Stage Raw: “Adept performances” in PERFECT TIMING

Just as there are films we call chick flicks and books we call chick lit, so there are plays that for want of a better term you might refer to as chick theater.

Kristi Kane’s Perfect Timing is such a play. Directed by Bruce Gray on a tasteful elegant set (designer Jeff G. Rack), It’s a pretty piece of fluff with Noel Coward-like overtones. The script – which premiered in Van Nuys in 1981 – isn’t new or fresh or deep, but overall the production is entertaining and well-done.

The play is set in the frou-frou neighborhood of Knightsbridge, London, at some indeterminate time “before cell phones and the internet.” Cordelia (Helen Anker) is an art critic engaged to a stuffy banker named Alex (Martin Thompson) who sometimes sleeps over but still has his own place.

Cordelia’s housemate is her administrative assistant Vivianna (Christine Joelle), a composed and organized woman – in contrast to Cordelia, a social butterfly who gets flustered if the doorbell and telephone ring at the same time.

The action gets going when Gerrard (Shawn Savage), a handsome hunky artist, makes a surprise entrance into Cordelia’s living room and declares himself smitten by her charms.

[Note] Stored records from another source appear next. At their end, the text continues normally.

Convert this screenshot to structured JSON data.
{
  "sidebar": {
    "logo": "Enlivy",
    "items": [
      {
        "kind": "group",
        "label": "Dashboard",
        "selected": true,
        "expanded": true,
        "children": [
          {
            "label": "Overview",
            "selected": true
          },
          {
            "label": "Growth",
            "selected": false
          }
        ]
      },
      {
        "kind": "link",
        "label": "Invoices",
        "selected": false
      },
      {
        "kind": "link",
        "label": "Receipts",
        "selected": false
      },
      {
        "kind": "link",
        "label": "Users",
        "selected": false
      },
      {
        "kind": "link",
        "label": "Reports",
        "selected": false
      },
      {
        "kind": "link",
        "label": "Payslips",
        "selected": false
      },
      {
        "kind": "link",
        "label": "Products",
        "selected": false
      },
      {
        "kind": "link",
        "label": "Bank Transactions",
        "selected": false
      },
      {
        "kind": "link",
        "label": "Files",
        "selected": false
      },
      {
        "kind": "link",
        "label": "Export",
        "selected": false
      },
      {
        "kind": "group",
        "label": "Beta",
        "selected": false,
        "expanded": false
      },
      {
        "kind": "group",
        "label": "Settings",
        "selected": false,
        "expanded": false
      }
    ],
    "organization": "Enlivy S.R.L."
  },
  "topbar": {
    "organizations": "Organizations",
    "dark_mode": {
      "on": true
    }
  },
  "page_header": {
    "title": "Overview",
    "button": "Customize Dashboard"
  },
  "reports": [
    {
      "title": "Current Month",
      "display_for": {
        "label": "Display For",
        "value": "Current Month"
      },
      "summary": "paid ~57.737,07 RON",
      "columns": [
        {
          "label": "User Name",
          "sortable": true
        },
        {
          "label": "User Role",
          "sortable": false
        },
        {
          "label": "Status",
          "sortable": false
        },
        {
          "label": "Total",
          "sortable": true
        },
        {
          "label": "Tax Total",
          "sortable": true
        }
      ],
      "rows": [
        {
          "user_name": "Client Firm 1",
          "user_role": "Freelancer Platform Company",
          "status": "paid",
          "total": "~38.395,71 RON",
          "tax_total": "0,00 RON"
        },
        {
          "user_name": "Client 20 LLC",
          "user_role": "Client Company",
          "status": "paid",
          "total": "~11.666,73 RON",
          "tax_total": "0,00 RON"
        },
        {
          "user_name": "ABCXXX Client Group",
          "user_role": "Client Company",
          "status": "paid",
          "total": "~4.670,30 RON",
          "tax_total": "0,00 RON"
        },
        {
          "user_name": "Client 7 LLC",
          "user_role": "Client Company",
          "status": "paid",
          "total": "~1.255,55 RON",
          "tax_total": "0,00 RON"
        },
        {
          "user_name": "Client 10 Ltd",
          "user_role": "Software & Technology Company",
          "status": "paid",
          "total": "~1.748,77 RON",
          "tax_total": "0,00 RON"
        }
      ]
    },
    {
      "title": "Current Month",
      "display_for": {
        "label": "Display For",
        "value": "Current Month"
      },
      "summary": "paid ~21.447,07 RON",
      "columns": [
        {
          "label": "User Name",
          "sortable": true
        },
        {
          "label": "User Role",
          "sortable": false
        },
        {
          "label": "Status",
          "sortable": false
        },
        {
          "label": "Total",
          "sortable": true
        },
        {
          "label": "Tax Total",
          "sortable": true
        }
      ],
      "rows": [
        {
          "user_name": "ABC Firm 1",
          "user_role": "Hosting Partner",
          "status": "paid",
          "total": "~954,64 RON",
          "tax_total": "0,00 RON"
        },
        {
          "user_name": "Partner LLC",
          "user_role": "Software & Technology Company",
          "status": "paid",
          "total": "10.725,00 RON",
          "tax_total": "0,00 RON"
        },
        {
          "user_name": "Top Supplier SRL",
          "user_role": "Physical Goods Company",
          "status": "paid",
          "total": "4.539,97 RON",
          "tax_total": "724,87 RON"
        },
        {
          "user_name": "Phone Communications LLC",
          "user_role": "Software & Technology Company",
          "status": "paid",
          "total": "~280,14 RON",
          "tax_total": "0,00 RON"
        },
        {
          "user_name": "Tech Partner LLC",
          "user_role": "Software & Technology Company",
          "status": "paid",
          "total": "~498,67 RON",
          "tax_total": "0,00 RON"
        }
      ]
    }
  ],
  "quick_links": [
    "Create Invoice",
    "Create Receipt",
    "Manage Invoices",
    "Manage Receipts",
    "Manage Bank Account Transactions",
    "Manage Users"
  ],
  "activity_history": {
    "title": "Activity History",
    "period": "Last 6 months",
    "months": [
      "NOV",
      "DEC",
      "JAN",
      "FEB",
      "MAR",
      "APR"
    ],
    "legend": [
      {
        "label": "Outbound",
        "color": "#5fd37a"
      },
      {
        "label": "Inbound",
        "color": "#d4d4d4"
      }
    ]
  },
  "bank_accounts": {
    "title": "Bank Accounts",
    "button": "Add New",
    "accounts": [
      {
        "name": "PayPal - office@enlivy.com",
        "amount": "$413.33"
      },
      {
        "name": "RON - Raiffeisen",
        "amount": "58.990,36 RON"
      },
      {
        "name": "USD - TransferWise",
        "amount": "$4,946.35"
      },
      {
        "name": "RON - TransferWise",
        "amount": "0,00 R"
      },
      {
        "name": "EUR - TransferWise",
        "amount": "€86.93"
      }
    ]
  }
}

Cordelia is pretty taken with him too. She’s now faced with a choice between boring reliable Alex and this new dishy dude – a nice guy, as it turns out, but low wattage in the thinking department.

Cordelia’s third option – the most attractive of all – is to do them both. She goes for it, and the rest of the play tracks the permutations of her love life as her lovers exit her world and then re-enter it, sometimes with new paramours of their own in tow.

Perfect Timing isn’t the most keenly plotted sex farce; some of the situations which put Cordelia in a tizzy are overly contrived, even for this genre. But adept performances keep you interested and amused.

As a prig Thompson’s timing and deportment are faultless. Savage is charming as a dim but affable bloke from a working class background, unaccustomed to the hypocrisies of the middle class. And Joelle turns the self-effacing Vivianna into someone to really care about.

As Cordelia, Anker’s delivery is stagier and less convincing. There’s a spillover between the poseur element in the character and the performance itself. Both could use more layers.